Ford Driving Skills for Life Trains Teen Drivers to Avoid Tragedy during Impending Prom and Graduation Season

  • Teens face special risks associated with impaired driving, reckless driving and distracted driving during this time of year
  • The Governors Highway Safety Association reports a slight upward trend in teen traffic fatalities during the first six months of 2011, the most recent data available
  • $100,000 in new Ford grants support state initiatives to enhance teen driving programs

fordDEARBORN, Mich., April 10, 2012–As prom and graduation season approaches, Ford Driving Skills for Life (DSFL) is reaching out with programs designed to address the increase in life-endangering risks that teen drivers face on the road.

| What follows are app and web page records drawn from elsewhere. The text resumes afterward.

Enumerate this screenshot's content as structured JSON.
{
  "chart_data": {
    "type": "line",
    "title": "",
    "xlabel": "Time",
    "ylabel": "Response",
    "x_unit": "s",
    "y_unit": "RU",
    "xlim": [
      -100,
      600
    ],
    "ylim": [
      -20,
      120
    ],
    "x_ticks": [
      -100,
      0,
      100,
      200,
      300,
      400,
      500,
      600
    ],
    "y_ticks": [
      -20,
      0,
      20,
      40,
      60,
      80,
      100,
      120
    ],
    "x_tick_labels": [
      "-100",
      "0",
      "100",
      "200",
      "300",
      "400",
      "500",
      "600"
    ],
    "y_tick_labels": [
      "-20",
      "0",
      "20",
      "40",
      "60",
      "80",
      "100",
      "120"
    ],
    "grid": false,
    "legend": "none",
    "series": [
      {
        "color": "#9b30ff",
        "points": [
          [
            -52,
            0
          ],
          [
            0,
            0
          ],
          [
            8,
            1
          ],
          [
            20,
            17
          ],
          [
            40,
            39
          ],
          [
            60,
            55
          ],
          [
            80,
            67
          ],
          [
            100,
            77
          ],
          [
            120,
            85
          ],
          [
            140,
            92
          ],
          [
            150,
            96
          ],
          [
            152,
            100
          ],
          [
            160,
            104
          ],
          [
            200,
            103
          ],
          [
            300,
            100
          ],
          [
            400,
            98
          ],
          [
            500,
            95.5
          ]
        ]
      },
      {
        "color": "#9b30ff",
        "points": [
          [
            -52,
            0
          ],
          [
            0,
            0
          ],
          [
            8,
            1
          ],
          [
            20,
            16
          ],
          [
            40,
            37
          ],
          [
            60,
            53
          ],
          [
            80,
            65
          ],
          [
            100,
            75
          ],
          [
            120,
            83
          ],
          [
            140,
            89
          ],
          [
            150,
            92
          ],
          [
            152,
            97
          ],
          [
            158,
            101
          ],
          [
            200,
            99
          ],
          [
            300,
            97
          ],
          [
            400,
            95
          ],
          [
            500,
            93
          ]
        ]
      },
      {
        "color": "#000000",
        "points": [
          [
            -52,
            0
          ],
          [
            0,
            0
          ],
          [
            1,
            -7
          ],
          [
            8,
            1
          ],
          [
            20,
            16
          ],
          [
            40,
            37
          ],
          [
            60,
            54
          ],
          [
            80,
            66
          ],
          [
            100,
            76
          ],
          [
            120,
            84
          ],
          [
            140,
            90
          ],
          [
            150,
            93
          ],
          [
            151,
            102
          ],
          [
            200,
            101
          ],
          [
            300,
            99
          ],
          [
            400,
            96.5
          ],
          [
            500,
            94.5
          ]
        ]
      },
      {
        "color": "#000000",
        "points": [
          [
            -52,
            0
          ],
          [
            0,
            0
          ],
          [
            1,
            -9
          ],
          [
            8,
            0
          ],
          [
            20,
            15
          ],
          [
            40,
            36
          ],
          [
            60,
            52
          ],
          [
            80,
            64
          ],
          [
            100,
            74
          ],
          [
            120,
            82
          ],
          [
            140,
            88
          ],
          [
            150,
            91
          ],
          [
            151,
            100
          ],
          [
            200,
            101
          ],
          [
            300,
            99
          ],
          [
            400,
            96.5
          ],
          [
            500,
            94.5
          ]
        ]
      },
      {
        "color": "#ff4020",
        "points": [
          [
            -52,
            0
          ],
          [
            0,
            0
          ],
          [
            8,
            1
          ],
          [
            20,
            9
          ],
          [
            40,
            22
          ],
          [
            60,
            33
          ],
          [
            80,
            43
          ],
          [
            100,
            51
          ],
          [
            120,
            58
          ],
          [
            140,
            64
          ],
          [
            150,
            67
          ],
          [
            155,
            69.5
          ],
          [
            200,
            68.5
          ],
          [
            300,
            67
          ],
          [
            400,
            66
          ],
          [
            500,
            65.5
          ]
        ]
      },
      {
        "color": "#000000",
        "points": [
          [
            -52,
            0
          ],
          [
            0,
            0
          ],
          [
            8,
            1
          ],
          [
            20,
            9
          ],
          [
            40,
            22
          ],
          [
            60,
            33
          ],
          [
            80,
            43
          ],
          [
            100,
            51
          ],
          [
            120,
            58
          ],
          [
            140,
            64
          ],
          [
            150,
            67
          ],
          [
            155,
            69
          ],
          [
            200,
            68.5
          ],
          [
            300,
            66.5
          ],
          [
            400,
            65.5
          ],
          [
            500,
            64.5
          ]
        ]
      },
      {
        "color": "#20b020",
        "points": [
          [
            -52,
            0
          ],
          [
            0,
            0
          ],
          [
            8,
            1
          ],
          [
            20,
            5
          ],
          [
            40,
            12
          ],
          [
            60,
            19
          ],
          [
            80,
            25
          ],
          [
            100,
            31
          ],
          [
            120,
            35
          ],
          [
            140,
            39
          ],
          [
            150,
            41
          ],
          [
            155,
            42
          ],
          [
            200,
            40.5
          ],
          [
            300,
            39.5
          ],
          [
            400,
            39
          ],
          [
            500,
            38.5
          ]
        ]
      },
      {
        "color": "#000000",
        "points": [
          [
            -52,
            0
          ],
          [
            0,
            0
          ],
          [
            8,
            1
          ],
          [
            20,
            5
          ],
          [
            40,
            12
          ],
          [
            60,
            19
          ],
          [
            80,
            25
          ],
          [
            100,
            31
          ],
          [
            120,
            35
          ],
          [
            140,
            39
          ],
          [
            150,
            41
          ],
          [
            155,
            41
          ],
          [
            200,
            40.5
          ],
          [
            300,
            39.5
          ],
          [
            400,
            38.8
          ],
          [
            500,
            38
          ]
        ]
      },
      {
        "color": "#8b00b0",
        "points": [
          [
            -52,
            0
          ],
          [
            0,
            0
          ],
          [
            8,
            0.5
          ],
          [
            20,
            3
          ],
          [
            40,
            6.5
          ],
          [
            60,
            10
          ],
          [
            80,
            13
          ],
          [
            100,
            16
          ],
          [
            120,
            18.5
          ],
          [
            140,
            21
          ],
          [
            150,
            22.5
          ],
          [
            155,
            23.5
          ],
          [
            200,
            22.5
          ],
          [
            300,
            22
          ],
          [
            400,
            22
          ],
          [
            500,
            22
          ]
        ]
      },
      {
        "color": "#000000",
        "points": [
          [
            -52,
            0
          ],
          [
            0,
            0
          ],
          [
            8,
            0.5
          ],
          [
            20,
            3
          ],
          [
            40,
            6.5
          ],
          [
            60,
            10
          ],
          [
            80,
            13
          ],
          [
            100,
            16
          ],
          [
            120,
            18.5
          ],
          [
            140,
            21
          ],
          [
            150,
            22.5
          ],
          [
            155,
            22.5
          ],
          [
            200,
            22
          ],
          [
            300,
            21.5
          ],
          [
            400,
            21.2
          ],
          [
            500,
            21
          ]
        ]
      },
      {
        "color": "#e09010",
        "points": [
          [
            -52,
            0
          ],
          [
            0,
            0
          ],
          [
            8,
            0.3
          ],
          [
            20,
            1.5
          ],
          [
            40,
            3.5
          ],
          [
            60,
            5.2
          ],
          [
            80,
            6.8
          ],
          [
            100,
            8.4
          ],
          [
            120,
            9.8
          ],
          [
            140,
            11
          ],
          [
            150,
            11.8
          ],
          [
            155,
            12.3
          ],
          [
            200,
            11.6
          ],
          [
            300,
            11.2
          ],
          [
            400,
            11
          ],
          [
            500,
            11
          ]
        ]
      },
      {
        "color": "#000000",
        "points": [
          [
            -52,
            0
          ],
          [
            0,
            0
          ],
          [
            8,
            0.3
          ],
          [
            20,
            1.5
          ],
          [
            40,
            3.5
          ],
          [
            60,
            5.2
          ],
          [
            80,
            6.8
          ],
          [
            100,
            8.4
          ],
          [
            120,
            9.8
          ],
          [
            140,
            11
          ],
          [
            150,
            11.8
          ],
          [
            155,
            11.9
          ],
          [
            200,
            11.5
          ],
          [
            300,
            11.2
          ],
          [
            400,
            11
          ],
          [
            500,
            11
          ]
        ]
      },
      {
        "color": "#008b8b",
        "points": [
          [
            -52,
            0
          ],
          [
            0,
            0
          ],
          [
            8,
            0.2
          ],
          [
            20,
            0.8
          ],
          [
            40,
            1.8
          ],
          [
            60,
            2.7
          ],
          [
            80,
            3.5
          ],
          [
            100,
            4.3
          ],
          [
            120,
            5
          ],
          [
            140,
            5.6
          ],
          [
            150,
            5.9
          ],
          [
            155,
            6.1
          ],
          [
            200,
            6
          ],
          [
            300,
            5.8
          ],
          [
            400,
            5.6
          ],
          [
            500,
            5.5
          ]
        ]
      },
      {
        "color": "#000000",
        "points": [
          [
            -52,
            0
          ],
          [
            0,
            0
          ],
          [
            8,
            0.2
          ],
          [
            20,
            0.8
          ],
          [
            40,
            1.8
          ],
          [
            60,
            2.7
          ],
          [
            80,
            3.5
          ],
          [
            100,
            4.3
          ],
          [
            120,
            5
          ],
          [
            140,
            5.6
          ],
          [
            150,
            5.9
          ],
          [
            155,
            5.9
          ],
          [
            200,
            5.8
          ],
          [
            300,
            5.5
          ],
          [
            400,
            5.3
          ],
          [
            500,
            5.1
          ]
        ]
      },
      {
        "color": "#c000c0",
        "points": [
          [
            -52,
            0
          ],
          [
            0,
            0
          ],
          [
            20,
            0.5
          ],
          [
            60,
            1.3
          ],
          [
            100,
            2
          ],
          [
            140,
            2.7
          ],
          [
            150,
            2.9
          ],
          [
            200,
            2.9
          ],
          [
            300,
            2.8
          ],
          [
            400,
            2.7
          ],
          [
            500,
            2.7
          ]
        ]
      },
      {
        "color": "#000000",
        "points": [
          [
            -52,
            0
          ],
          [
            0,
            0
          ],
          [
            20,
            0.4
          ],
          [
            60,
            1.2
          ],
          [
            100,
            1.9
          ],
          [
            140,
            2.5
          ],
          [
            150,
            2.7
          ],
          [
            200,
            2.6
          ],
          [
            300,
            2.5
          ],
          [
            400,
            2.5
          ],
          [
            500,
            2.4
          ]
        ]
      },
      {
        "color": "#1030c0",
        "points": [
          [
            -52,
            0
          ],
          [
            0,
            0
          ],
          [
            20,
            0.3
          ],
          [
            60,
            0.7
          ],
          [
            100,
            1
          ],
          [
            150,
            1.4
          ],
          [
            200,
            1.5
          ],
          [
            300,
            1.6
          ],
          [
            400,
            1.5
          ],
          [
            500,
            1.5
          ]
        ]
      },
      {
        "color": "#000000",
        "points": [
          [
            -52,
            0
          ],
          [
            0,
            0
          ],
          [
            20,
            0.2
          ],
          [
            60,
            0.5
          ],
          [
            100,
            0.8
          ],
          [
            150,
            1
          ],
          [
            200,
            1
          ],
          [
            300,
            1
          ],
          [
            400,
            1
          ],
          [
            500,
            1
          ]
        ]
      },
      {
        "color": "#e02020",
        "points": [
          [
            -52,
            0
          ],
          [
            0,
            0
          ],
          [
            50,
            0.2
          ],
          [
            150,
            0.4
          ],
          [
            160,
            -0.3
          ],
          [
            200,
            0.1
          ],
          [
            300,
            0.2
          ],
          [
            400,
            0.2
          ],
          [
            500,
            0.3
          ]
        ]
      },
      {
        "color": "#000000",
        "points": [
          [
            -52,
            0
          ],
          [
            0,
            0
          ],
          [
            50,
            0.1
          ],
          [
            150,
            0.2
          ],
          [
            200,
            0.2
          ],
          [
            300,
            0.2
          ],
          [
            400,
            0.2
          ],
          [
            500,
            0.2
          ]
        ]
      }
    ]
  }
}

“This a time of year when many teens request, and parents provide, expanded driving privileges,” said Jim Graham, manager, Ford Driving Skills for Life. “Unfortunately, safety can take a back seat to the excitement associated with the many celebrations around prom and graduation.”
According to the National Highway Traffic Safety Administration, traffic crashes are the leading cause of death among ages 15 to 20. The Governors Highway Safety Association (GHSA) reported a slight upward trend in teen traffic fatalities during the first six months of 2011, which is the most recent data available.
Teen drivers, mile to mile, are in three times as many fatal crashes as other drivers, claiming the lives of nearly 3,000 teens each year. The under-20 age group also has the highest proportion of distracted drivers involved in fatal crashes.
During April, Ford Driving Skills for Life will provide more than 1,000 teens with advanced safe-driving skills from some of the nation’s top professional driving instructors in free, hands-on driving modules. Ford DSFL is visiting high schools in Spokane and Washington’s Tri-Cities with a full day of multifaceted activities to build skills in four key areas: driver distraction, speed/space management, vehicle handling and hazard recognition.
Ford DSFL also is teaming up with state officials in Illinois to award high school teams that have created winning safety education campaigns the opportunity to learn new skills from professional drivers on a specially equipped course that lets them experience the worst the road has to offer, within a controlled and safe environment.
“Driving is a privilege, not a right, and parents need to set certain limits to ensure their teens stay safe,” added Barbara Harsha, GHSA executive director. “We recommend that parents talk with their teen drivers and together establish rules, including limits for the number of passengers, nighttime driving limits and a commitment not to text and drive. Every state has graduated license requirements and it is critical, especially during this season, that teens and parents are aware of and committed to follow these provisions.”
Also this month, Ford DSFL will award $100,000 in grants to GHSA members to conduct teen driving initiatives incorporating the award-winning Ford DSFLprogram. Highway safety agencies in Minnesota, New York, Utah, Virginia and Wisconsin each will receive $20,000.
  • Minnesota – The Minnesota Department of Public Safety Office of Traffic Safety will conduct four, half-day skills events at the Minnesota Highway Safety & Research Center, using professional instructors and some of the Ford DSFLdriving exercises. A session for parents will help them become more involved with their teens’ driving education.
  • New York – The Governor’s Traffic Safety Committee will incentivize high schools, community organizations, police agencies and other safety partners to conduct teen safe driving campaigns related to restraint use. Tools such as teen-focused prizes and web-based curricula also will help spread awareness of issues surrounding teen driving.
  • Utah – The Utah Department of Public Safety Highway Safety Office will create electronic materials and videos for the Highway Patrol’s Teen Driving Challenge, for teens to share with their friends and family. The funding also will help to create a tool kit for teen outreach and to enhance driver education instructors’ teaching skills.
  • Virginia – The Virginia State Highway Safety Office, in partnership with Youth of Virginia Speak Out  About Traffic Safety and the Virginia Beach Police Department, will offer a Safe Driving Day for up to 500 students at Virginia Beach schools. The event will include courses on distracted and impaired driving, seat belt convincer and simulators.
  • Wisconsin – The Wisconsin DOT Bureau of Traffic Safety will partner with Children’s Hospital of Wisconsin to create a teen safe driving event that includes the PEERS driving simulator, to demonstrate the dangers of distracted driving. The program will utilize Ford DSFL web resources and curriculum.